Job Market Paper
Welfare Consequences of Upgrades: Evidence from the Airline Industry
Using upgrades - fees that customers pay to access a premium quality product after the purchase of a regular one - can significantly affect consumer welfare. On the one hand, regular consumers benefit from potentially accessing the monopolist's higher-quality goods at a discounted price. On the other hand, the monopolist will seek to capture surplus from these gains from trade by offering a different price menu for all goods. Whether consumer welfare will rise or fall when a firm introduces upgrades will depend on the relative magnitudes of these two effects. The aim of this research is to disentangle these two effects in the context of an international airline that gives economy class passengers the option to pay an additional fee to upgrade to business class. I develop and estimate a model of airline pricing in order to assess the effects of upgrades via counterfactual simulations. I show that the upgrade option improves the allocation of passengers among cabins over time and increases consumer and producer welfare by 1.5% and 2% respectively.
Work in Progress
The Value of Information in Competitive Settings: Evidence from the Airline Industry
Improving Revenue Management with a Secondary Market
Sealed Bid Auctions With Known Budget Constraints
This paper characterizes the solution for first- and second-price sealed bid auctions when bidders face the same, common knowledge budget constraint.

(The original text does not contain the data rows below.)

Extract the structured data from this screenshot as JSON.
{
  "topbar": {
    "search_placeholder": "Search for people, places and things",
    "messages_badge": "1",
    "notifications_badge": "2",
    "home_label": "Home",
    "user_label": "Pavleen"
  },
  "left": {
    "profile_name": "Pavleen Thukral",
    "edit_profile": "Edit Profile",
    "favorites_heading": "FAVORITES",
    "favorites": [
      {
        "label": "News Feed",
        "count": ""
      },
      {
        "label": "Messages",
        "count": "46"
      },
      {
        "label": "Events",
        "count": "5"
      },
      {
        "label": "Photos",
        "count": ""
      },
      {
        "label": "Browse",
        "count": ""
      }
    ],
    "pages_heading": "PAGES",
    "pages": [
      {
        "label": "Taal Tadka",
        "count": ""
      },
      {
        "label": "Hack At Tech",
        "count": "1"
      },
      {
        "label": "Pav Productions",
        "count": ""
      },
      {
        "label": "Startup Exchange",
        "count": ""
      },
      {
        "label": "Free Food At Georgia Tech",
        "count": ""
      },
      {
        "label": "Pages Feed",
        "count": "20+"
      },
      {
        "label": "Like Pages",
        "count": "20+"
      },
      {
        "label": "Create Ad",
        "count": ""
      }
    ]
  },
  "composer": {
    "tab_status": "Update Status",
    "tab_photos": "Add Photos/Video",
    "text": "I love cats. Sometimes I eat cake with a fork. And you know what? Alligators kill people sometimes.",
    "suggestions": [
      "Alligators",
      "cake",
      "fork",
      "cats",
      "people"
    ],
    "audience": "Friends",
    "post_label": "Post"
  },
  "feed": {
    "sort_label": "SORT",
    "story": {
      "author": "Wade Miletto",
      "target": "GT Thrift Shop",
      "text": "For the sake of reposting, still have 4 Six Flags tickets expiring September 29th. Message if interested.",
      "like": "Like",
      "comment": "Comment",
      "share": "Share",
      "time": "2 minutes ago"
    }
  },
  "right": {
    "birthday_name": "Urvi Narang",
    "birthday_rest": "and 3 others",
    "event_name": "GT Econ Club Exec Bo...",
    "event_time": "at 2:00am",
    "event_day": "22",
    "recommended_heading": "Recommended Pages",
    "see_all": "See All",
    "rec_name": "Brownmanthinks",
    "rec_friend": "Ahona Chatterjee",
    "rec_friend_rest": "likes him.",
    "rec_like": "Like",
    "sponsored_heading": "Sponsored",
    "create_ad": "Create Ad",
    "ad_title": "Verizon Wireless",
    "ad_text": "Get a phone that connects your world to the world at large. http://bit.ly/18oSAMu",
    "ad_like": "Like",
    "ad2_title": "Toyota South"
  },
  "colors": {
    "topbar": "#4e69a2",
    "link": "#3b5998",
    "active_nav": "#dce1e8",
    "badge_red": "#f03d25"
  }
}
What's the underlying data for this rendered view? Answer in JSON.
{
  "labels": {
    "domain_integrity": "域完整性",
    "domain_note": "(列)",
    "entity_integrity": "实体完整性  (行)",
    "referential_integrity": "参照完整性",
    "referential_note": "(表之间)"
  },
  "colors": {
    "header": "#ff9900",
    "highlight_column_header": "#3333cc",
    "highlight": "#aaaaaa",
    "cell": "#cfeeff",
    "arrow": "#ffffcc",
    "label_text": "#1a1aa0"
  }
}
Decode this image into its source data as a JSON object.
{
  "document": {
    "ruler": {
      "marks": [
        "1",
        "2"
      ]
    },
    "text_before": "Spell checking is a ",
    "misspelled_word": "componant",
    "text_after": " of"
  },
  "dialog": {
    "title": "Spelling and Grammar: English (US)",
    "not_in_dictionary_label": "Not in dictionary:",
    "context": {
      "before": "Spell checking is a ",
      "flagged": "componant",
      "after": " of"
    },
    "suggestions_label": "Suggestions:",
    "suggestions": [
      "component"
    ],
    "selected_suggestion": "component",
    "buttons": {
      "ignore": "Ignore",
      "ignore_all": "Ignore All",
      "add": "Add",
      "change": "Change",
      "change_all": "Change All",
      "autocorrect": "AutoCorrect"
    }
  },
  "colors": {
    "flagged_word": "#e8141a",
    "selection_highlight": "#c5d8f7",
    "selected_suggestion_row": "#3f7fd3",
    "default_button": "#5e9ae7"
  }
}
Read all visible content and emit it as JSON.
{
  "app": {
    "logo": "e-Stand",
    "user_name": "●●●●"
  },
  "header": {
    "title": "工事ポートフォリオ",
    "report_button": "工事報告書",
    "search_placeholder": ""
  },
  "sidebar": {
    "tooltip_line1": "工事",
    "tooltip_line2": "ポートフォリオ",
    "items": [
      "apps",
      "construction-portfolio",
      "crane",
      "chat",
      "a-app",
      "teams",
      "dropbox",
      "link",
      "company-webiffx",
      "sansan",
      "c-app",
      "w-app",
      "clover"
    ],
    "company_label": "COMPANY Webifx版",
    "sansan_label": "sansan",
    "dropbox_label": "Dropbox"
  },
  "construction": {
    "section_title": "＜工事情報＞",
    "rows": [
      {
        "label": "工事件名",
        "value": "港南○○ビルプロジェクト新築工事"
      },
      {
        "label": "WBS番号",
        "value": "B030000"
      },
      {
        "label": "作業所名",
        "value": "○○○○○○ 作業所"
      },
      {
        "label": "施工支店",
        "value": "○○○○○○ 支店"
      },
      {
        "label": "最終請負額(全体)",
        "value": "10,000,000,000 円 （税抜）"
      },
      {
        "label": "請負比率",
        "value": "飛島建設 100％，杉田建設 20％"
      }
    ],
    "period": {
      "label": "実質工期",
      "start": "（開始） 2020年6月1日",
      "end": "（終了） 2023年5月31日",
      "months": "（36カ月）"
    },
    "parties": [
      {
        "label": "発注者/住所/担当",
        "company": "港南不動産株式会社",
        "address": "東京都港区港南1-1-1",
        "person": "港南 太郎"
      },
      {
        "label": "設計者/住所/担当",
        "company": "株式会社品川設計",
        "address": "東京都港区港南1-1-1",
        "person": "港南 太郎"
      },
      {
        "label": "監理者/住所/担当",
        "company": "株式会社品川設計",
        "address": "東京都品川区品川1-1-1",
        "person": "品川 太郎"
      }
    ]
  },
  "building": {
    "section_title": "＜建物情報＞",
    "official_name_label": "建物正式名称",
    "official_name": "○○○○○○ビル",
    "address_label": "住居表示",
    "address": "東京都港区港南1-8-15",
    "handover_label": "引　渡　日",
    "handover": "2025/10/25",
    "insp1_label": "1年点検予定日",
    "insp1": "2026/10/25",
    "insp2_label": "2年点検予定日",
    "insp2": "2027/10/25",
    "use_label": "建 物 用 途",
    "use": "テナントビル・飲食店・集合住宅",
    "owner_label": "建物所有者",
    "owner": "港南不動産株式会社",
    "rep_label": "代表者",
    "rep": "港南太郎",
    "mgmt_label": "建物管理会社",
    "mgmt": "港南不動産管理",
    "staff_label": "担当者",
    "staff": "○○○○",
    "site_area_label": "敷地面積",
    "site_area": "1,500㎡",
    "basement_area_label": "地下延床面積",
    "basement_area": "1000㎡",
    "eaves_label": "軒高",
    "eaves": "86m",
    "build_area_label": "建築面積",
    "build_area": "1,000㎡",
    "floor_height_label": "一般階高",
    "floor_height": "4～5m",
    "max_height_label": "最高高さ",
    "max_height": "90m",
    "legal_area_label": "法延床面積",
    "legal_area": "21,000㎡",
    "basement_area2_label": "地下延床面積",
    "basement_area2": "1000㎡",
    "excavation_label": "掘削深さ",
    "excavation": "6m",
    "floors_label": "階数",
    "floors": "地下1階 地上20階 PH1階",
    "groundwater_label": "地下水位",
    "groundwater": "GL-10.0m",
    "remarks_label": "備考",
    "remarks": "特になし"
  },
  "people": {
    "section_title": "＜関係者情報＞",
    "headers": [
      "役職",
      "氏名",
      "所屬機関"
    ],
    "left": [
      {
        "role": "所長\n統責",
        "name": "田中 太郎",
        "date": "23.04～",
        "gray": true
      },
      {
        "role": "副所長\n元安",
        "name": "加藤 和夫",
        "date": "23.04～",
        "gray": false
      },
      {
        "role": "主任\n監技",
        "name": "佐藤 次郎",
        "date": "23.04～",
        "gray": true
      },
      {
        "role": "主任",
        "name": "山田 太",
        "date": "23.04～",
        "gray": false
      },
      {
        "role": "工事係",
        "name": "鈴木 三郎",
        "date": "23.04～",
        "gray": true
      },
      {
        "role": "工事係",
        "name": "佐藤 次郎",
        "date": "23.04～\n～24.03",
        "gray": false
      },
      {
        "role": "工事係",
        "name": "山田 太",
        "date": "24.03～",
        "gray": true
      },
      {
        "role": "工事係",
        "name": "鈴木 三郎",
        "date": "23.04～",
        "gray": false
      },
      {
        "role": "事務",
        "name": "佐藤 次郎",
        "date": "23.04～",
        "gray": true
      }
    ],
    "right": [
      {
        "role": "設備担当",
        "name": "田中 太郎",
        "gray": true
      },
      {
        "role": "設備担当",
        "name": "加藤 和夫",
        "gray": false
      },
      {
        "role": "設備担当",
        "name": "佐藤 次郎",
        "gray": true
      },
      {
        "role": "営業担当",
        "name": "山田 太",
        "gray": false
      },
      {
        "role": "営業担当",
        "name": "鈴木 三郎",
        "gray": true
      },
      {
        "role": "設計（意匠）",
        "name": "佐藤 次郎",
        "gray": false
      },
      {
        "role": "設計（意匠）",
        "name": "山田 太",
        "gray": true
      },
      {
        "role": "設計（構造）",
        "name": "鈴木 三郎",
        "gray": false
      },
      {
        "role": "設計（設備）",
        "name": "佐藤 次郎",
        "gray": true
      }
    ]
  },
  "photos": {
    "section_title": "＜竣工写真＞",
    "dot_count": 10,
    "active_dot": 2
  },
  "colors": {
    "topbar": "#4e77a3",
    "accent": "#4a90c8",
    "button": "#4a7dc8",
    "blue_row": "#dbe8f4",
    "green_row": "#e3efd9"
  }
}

The results show that constraining bidders reduces revenues in both settings. However, this reduction is larger in second- price than in first-price auctions.